## DESCRIPTION OF THE TASK
Your answer must be an exact copy of the records below, with no pictures in it.

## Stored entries
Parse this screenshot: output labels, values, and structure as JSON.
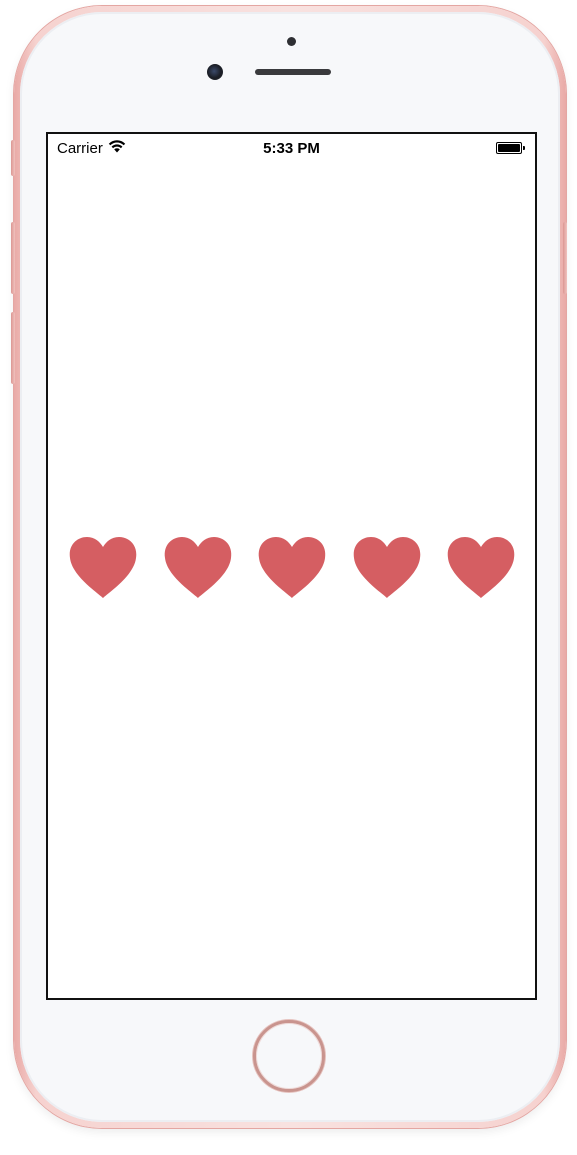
{
  "status_bar": {
    "carrier": "Carrier",
    "wifi_icon": "wifi-icon",
    "time": "5:33 PM",
    "battery_icon": "battery-icon",
    "battery_level": 1.0
  },
  "rating": {
    "max": 5,
    "value": 5,
    "icon": "heart-icon",
    "color": "#d55e62"
  },
  "device": {
    "frame_color": "#f3c7c3",
    "home_button_icon": "home-button"
  }
}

## WRITTEN SOLUTION
Parse this screenshot: output labels, values, and structure as JSON.
{
  "status_bar": {
    "carrier": "Carrier",
    "wifi_icon": "wifi-icon",
    "time": "5:33 PM",
    "battery_icon": "battery-icon",
    "battery_level": 1.0
  },
  "rating": {
    "max": 5,
    "value": 5,
    "icon": "heart-icon",
    "color": "#d55e62"
  },
  "device": {
    "frame_color": "#f3c7c3",
    "home_button_icon": "home-button"
  }
}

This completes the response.